Circuit : Andy Collinson
This is a single channel (on / off) universal switch that may be used with any Infra Red remote control using 36-38kHz. (This is a very common remote handset frequency). In
place of IR1 a TSOP1738 receiver may be used.
Any "button" of any remote control may be used to work this universal switch. The button must be pressed for about one and a half seconds (determined by R3 and C2) before the relay will operate. The circuit will remain in this state (latched) until reset. To reset, any button is pressed on the remote handset and held for a short duration.
For example, if you were watching TV, you could press and hold any button on the TV remote to trigger the circuit. In order not to change channel, you could press the button of the channel you are watching. You can connect anything to the relay, for example a lamp, but make sure that the relay contacts can handle the rated voltage and current.

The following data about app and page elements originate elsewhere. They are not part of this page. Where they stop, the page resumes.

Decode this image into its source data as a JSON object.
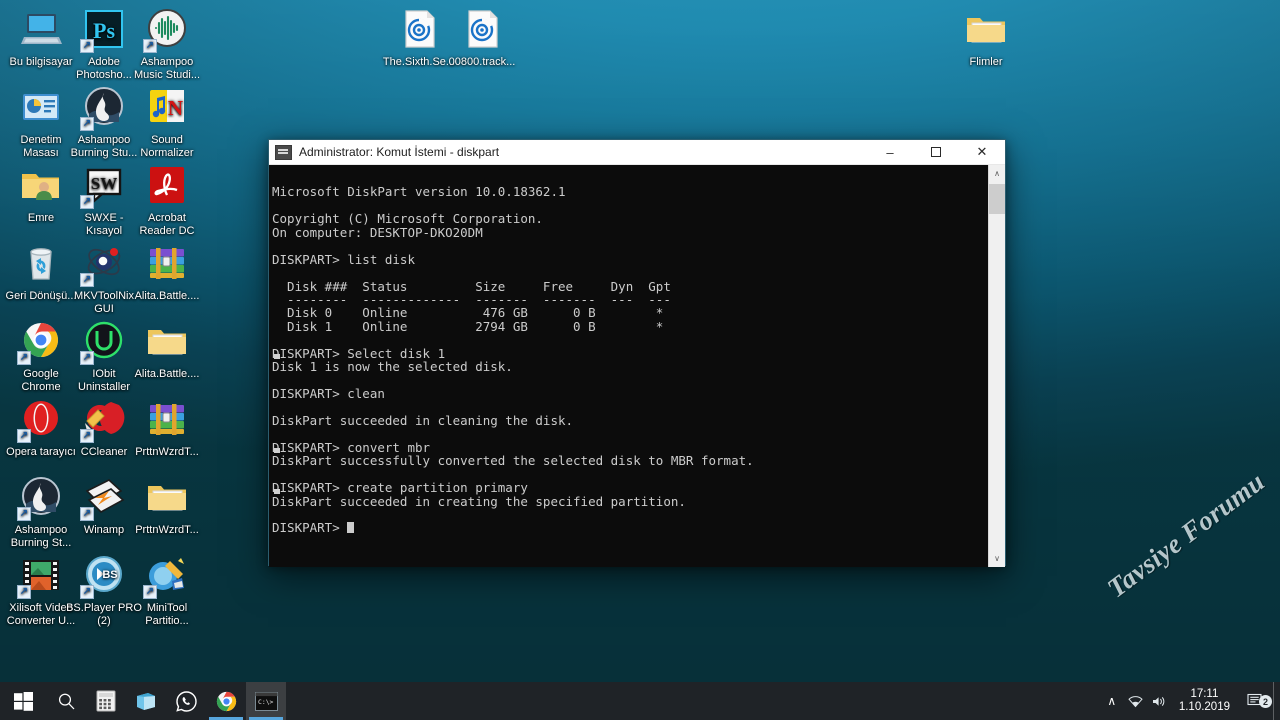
{
  "desktop": {
    "wallpaper_color_top": "#1b92b8",
    "wallpaper_color_bottom": "#083944",
    "watermark": "Tavsiye Forumu",
    "icons": [
      {
        "label": "Bu bilgisayar",
        "icon": "computer-icon",
        "shortcut": false,
        "col": 0,
        "row": 0
      },
      {
        "label": "Adobe Photosho...",
        "icon": "adobe-photoshop-icon",
        "shortcut": true,
        "col": 1,
        "row": 0
      },
      {
        "label": "Ashampoo Music Studi...",
        "icon": "ashampoo-music-studio-icon",
        "shortcut": true,
        "col": 2,
        "row": 0
      },
      {
        "label": "Denetim Masası",
        "icon": "control-panel-icon",
        "shortcut": false,
        "col": 0,
        "row": 1
      },
      {
        "label": "Ashampoo Burning Stu...",
        "icon": "ashampoo-burning-studio-icon",
        "shortcut": true,
        "col": 1,
        "row": 1
      },
      {
        "label": "Sound Normalizer",
        "icon": "sound-normalizer-icon",
        "shortcut": false,
        "col": 2,
        "row": 1
      },
      {
        "label": "Emre",
        "icon": "user-folder-icon",
        "shortcut": false,
        "col": 0,
        "row": 2
      },
      {
        "label": "SWXE - Kısayol",
        "icon": "swxe-icon",
        "shortcut": true,
        "col": 1,
        "row": 2
      },
      {
        "label": "Acrobat Reader DC",
        "icon": "acrobat-reader-icon",
        "shortcut": false,
        "col": 2,
        "row": 2
      },
      {
        "label": "Geri Dönüşü...",
        "icon": "recycle-bin-icon",
        "shortcut": false,
        "col": 0,
        "row": 3
      },
      {
        "label": "MKVToolNix GUI",
        "icon": "mkvtoolnix-icon",
        "shortcut": true,
        "col": 1,
        "row": 3
      },
      {
        "label": "Alita.Battle....",
        "icon": "winrar-archive-icon",
        "shortcut": false,
        "col": 2,
        "row": 3
      },
      {
        "label": "Google Chrome",
        "icon": "google-chrome-icon",
        "shortcut": true,
        "col": 0,
        "row": 4
      },
      {
        "label": "IObit Uninstaller",
        "icon": "iobit-uninstaller-icon",
        "shortcut": true,
        "col": 1,
        "row": 4
      },
      {
        "label": "Alita.Battle....",
        "icon": "folder-icon",
        "shortcut": false,
        "col": 2,
        "row": 4
      },
      {
        "label": "Opera tarayıcı",
        "icon": "opera-browser-icon",
        "shortcut": true,
        "col": 0,
        "row": 5
      },
      {
        "label": "CCleaner",
        "icon": "ccleaner-icon",
        "shortcut": true,
        "col": 1,
        "row": 5
      },
      {
        "label": "PrttnWzrdT...",
        "icon": "winrar-archive-icon",
        "shortcut": false,
        "col": 2,
        "row": 5
      },
      {
        "label": "Ashampoo Burning St...",
        "icon": "ashampoo-burning-studio-icon",
        "shortcut": true,
        "col": 0,
        "row": 6
      },
      {
        "label": "Winamp",
        "icon": "winamp-icon",
        "shortcut": true,
        "col": 1,
        "row": 6
      },
      {
        "label": "PrttnWzrdT...",
        "icon": "folder-icon",
        "shortcut": false,
        "col": 2,
        "row": 6
      },
      {
        "label": "Xilisoft Video Converter U...",
        "icon": "xilisoft-video-converter-icon",
        "shortcut": true,
        "col": 0,
        "row": 7
      },
      {
        "label": "BS.Player PRO (2)",
        "icon": "bsplayer-icon",
        "shortcut": true,
        "col": 1,
        "row": 7
      },
      {
        "label": "MiniTool Partitio...",
        "icon": "minitool-partition-icon",
        "shortcut": true,
        "col": 2,
        "row": 7
      },
      {
        "label": "The.Sixth.Se...",
        "icon": "disc-image-file-icon",
        "shortcut": false,
        "col": 6,
        "row": 0
      },
      {
        "label": "00800.track...",
        "icon": "disc-image-file-icon",
        "shortcut": false,
        "col": 7,
        "row": 0
      },
      {
        "label": "Flimler",
        "icon": "folder-icon",
        "shortcut": false,
        "col": 15,
        "row": 0
      }
    ]
  },
  "cmd_window": {
    "title": "Administrator: Komut İstemi - diskpart",
    "title_icon": "command-prompt-icon",
    "minimize_label": "–",
    "maximize_label": "☐",
    "close_label": "✕",
    "scroll_up_label": "∧",
    "scroll_down_label": "∨",
    "terminal_lines": [
      "",
      "Microsoft DiskPart version 10.0.18362.1",
      "",
      "Copyright (C) Microsoft Corporation.",
      "On computer: DESKTOP-DKO20DM",
      "",
      "DISKPART> list disk",
      "",
      "  Disk ###  Status         Size     Free     Dyn  Gpt",
      "  --------  -------------  -------  -------  ---  ---",
      "  Disk 0    Online          476 GB      0 B        *",
      "  Disk 1    Online         2794 GB      0 B        *",
      "",
      "DISKPART> Select disk 1",
      "@Disk 1 is now the selected disk.",
      "",
      "DISKPART> clean",
      "",
      "DiskPart succeeded in cleaning the disk.",
      "",
      "DISKPART> convert mbr",
      "@DiskPart successfully converted the selected disk to MBR format.",
      "",
      "DISKPART> create partition primary",
      "@DiskPart succeeded in creating the specified partition.",
      "",
      "DISKPART> #"
    ]
  },
  "taskbar": {
    "items": [
      {
        "name": "start-button",
        "icon": "windows-logo-icon",
        "active": false,
        "running": false
      },
      {
        "name": "search-button",
        "icon": "search-icon",
        "active": false,
        "running": false
      },
      {
        "name": "calculator-button",
        "icon": "calculator-icon",
        "active": false,
        "running": false
      },
      {
        "name": "sticky-notes-button",
        "icon": "sticky-notes-icon",
        "active": false,
        "running": false
      },
      {
        "name": "whatsapp-button",
        "icon": "whatsapp-icon",
        "active": false,
        "running": false
      },
      {
        "name": "chrome-button",
        "icon": "google-chrome-icon",
        "active": false,
        "running": true
      },
      {
        "name": "command-prompt-button",
        "icon": "command-prompt-icon",
        "active": true,
        "running": true
      }
    ],
    "tray": {
      "chevron_label": "∧",
      "wifi_icon": "wifi-icon",
      "volume_icon": "volume-icon",
      "time": "17:11",
      "date": "1.10.2019",
      "notification_icon": "action-center-icon",
      "notification_count": "2"
    }
  }
}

IC1 is an Infra Red module. IR modulated pulses are received and buffered by this IC. It has a standard TTL output, the output with no signal is held high by R1. A replacement for IR1 is the common TSOP1738 IR reciver. One gate of a CMOS inverter drives LED1 as a visible switching aid. Another gate buffers the signal and applies it to the time constant circuit, comprising R3,C2,R4 and D1. C2 charges via R3, and discharges via R4, D1 prevents quick discharge via the low output impedance of the CMOS buffer. If using a TSOP1738 then increase R4 to 470k.

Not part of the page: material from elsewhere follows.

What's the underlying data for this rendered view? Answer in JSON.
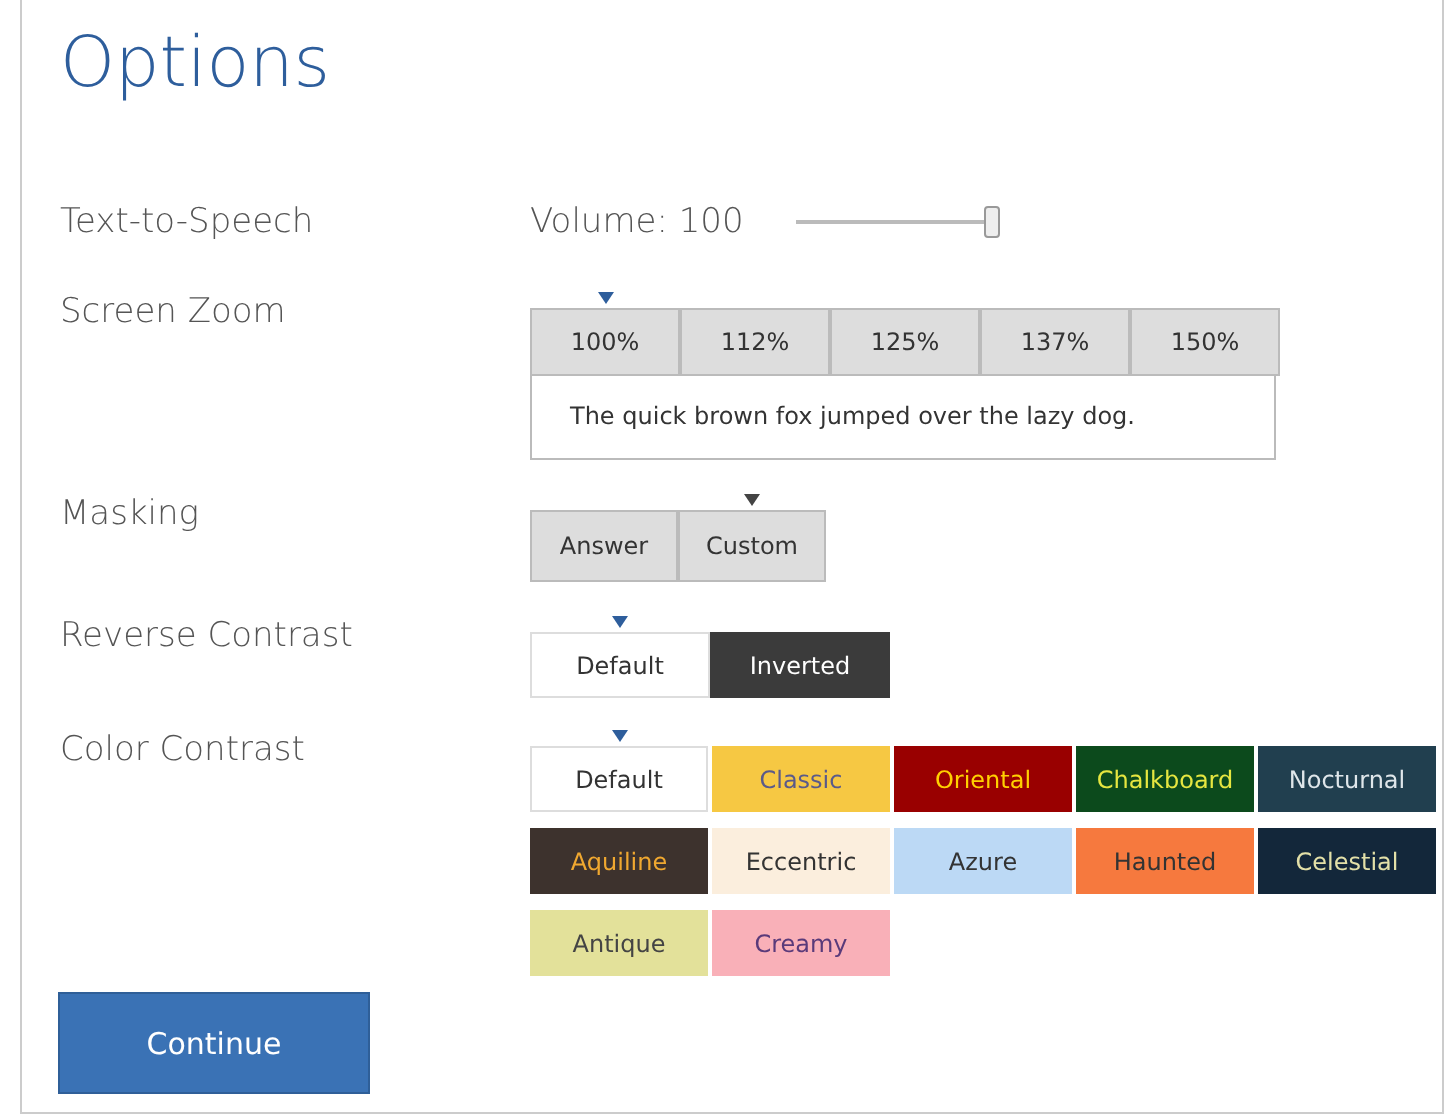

The time taken to charge a capacitor is the product of resistance and capacitance, more commonly known as the RC time constant. At one RC a capacitor will only charge to 63% of the supply voltage. It takes 5 RC's for a capacitor to reach 99% charge. In this circuit the capacitor charge has to reach the logic threshold of the CMOS invertor. As the power supply is 5 Volts, the input threshold is around 3.6V, which takes about 3RC's or about 1.5 seconds. Once reached the inventor triggers the 555 timer and operates the flip flop. A simulation of received pulses, filtering and output pulse is shown below. Note that this is not from the actual circuit ( in which case the reconstructed pulse would be high for the duration of the 555 monostable) but only a spice simulation.
The pulses are further buffered and contain "jaggered edges" as shown above. These edges are produced by the modulated IR data, and have to be removed. This is achieved using

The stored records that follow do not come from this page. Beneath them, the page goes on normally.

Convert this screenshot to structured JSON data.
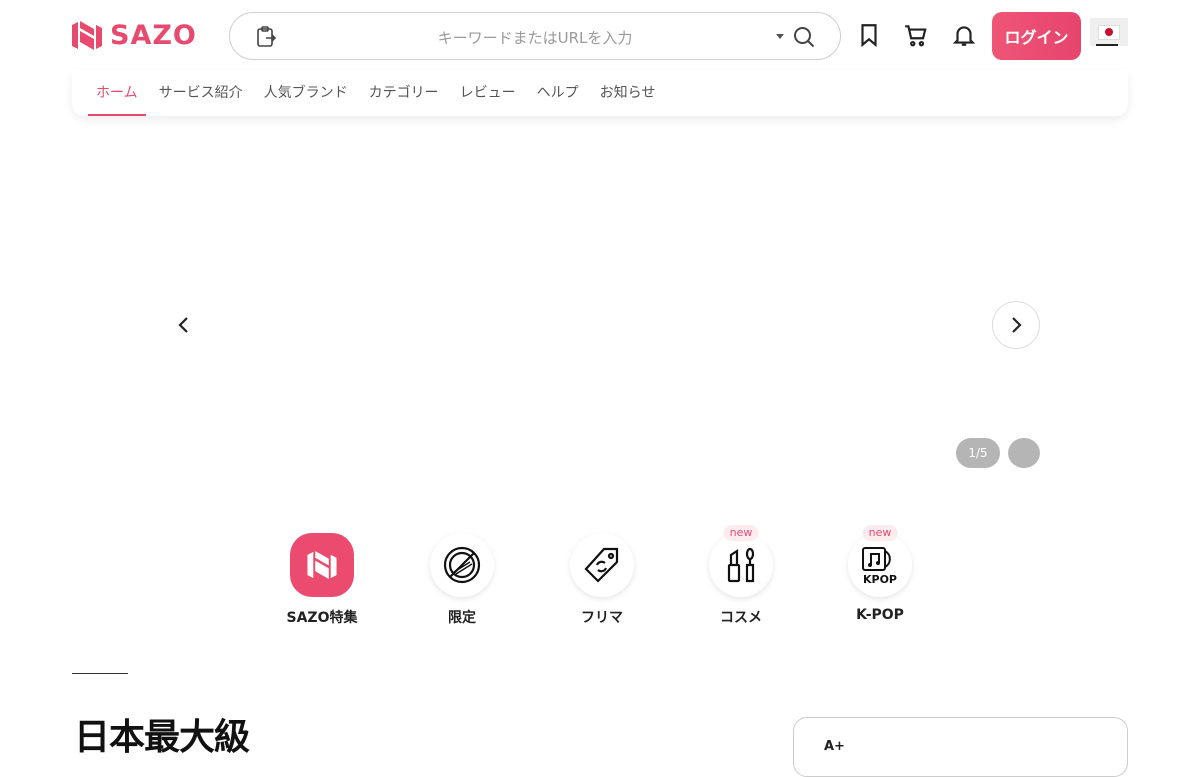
{
  "header": {
    "logo_text": "SAZO",
    "search_placeholder": "キーワードまたはURLを入力",
    "login_label": "ログイン",
    "icons": [
      "clipboard-icon",
      "dropdown-caret-icon",
      "search-icon",
      "bookmark-icon",
      "cart-icon",
      "bell-icon",
      "japan-flag-icon"
    ]
  },
  "nav": {
    "items": [
      {
        "label": "ホーム",
        "active": true
      },
      {
        "label": "サービス紹介",
        "active": false
      },
      {
        "label": "人気ブランド",
        "active": false
      },
      {
        "label": "カテゴリー",
        "active": false
      },
      {
        "label": "レビュー",
        "active": false
      },
      {
        "label": "ヘルプ",
        "active": false
      },
      {
        "label": "お知らせ",
        "active": false
      }
    ]
  },
  "carousel": {
    "pager": "1/5"
  },
  "categories": [
    {
      "label": "SAZO特集",
      "icon": "sazo-logo-icon",
      "badge": ""
    },
    {
      "label": "限定",
      "icon": "limited-icon",
      "badge": ""
    },
    {
      "label": "フリマ",
      "icon": "tag-icon",
      "badge": ""
    },
    {
      "label": "コスメ",
      "icon": "cosmetics-icon",
      "badge": "new"
    },
    {
      "label": "K-POP",
      "icon": "kpop-icon",
      "badge": "new"
    }
  ],
  "section": {
    "heading": "日本最大級",
    "side_card_text": "A+"
  },
  "colors": {
    "brand": "#e84a6f",
    "login_button": "#e6446c"
  }
}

a 555 timer wired as a monostable, IC3, having an output pulse duration R5, C4. A clean output pulse is produced to activate the bistable latch, IC4. This is a D type flip
flop, built with a TTL 7474 series IC and configured as a bistable. Any version of the 7474 may be used, i.e. schottky 74LS74, high speed 74HCT74 etc. The input is applied
to the clock pin, the inverted output fed back to the data input and clear and preset lines are tied to ground. For every pulse the relay will operate and latch, the next pulse
will turn off the relay and so on. Note that quick turn on and off of the relay is not possible. The output pulse is set at about 2.4 seconds. and input delay by R3, C2 set
about 1.5 seconds.
R4 220k or 470k if using a TSOP1738
B1 12 V
IC1 IR1 available from Harrison Electronics or TSOP1838 or similar
IC4 SN74HCT74 or SN74LS74
Relay 12 Volt coil with changeover contact
I would also like to thank Szabolcs Vrbos for his feedback about this circuit and pointing out a flaw in the
drafting of the original schematic.